*Information*
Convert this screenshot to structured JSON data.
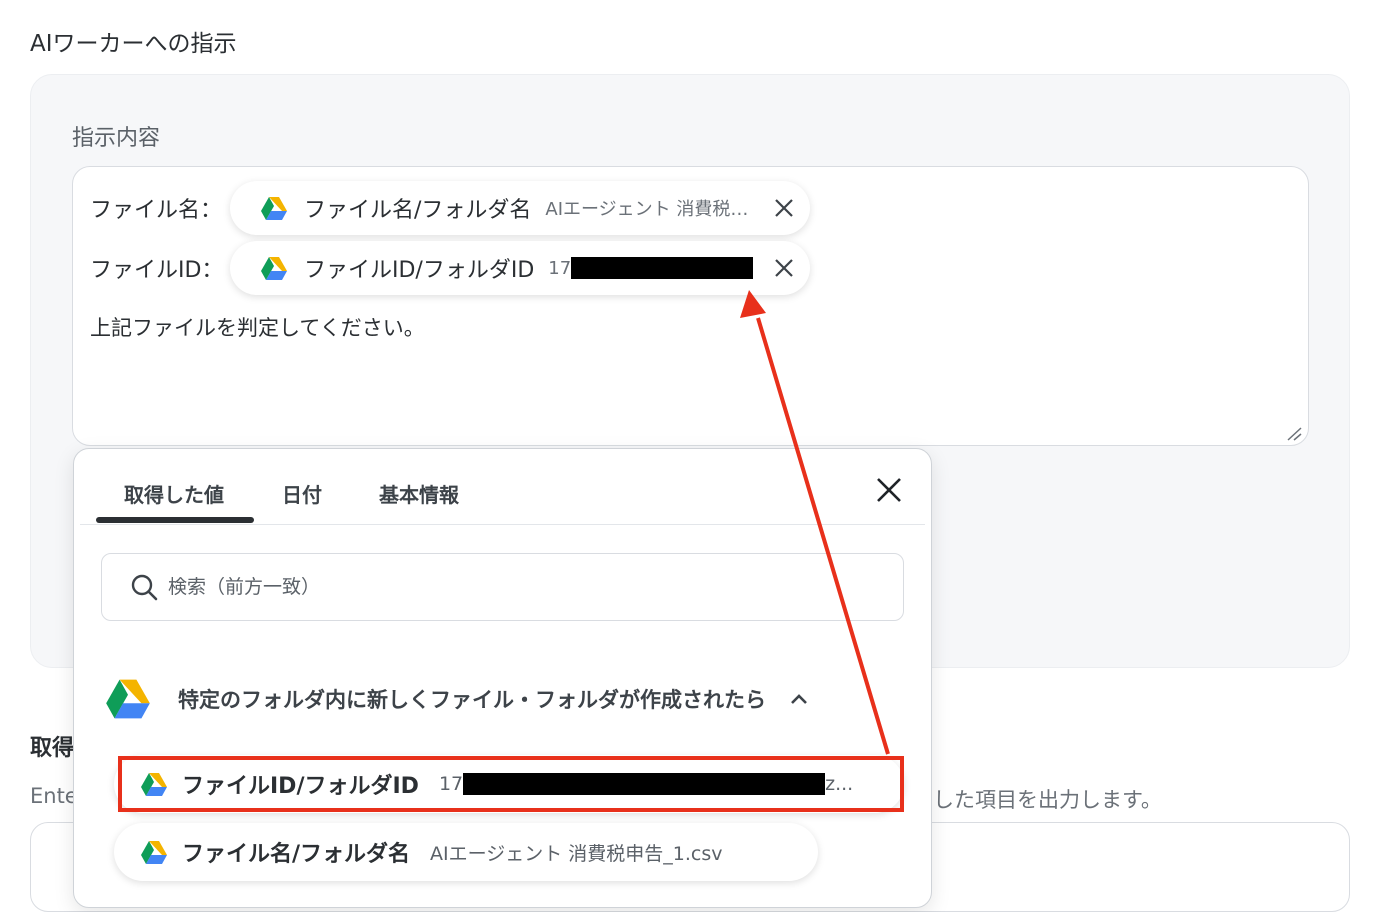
{
  "section": {
    "title": "AIワーカーへの指示"
  },
  "instruction": {
    "label": "指示内容",
    "rows": [
      {
        "label": "ファイル名：",
        "chip_name": "ファイル名/フォルダ名",
        "chip_value": "AIエージェント 消費税申告_1.csv"
      },
      {
        "label": "ファイルID：",
        "chip_name": "ファイルID/フォルダID",
        "chip_value": "17"
      }
    ],
    "body": "上記ファイルを判定してください。"
  },
  "popup": {
    "tabs": [
      "取得した値",
      "日付",
      "基本情報"
    ],
    "active_tab": 0,
    "search_placeholder": "検索（前方一致）",
    "group_label": "特定のフォルダ内に新しくファイル・フォルダが作成されたら",
    "items": [
      {
        "name": "ファイルID/フォルダID",
        "value_prefix": "17",
        "value_suffix": "z..."
      },
      {
        "name": "ファイル名/フォルダ名",
        "value": "AIエージェント 消費税申告_1.csv"
      }
    ]
  },
  "bottom": {
    "title_visible": "取得",
    "desc_left": "Ente",
    "desc_right": "した項目を出力します。"
  },
  "colors": {
    "highlight": "#e8301b",
    "arrow": "#e8301b",
    "drive_green": "#0f9d58",
    "drive_yellow": "#f4b400",
    "drive_blue": "#4285f4"
  }
}
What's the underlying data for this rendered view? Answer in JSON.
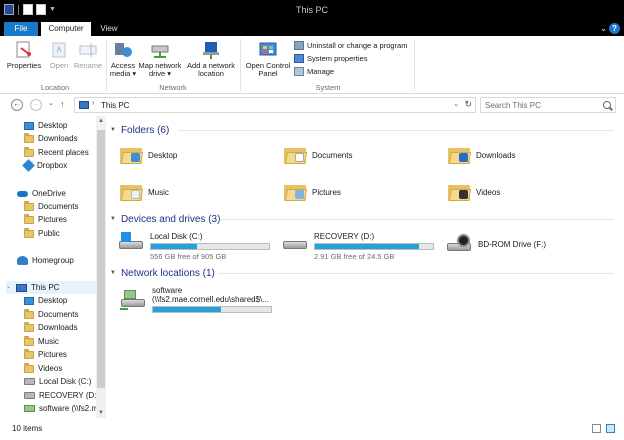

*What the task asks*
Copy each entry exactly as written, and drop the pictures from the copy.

*Output for this exercise*
Convert this screenshot to structured JSON data.
{
  "section": {
    "title": "AIワーカーへの指示"
  },
  "instruction": {
    "label": "指示内容",
    "rows": [
      {
        "label": "ファイル名：",
        "chip_name": "ファイル名/フォルダ名",
        "chip_value": "AIエージェント 消費税申告_1.csv"
      },
      {
        "label": "ファイルID：",
        "chip_name": "ファイルID/フォルダID",
        "chip_value": "17"
      }
    ],
    "body": "上記ファイルを判定してください。"
  },
  "popup": {
    "tabs": [
      "取得した値",
      "日付",
      "基本情報"
    ],
    "active_tab": 0,
    "search_placeholder": "検索（前方一致）",
    "group_label": "特定のフォルダ内に新しくファイル・フォルダが作成されたら",
    "items": [
      {
        "name": "ファイルID/フォルダID",
        "value_prefix": "17",
        "value_suffix": "z..."
      },
      {
        "name": "ファイル名/フォルダ名",
        "value": "AIエージェント 消費税申告_1.csv"
      }
    ]
  },
  "bottom": {
    "title_visible": "取得",
    "desc_left": "Ente",
    "desc_right": "した項目を出力します。"
  },
  "colors": {
    "highlight": "#e8301b",
    "arrow": "#e8301b",
    "drive_green": "#0f9d58",
    "drive_yellow": "#f4b400",
    "drive_blue": "#4285f4"
  }
}
What's the underlying data for this rendered view? Answer in JSON.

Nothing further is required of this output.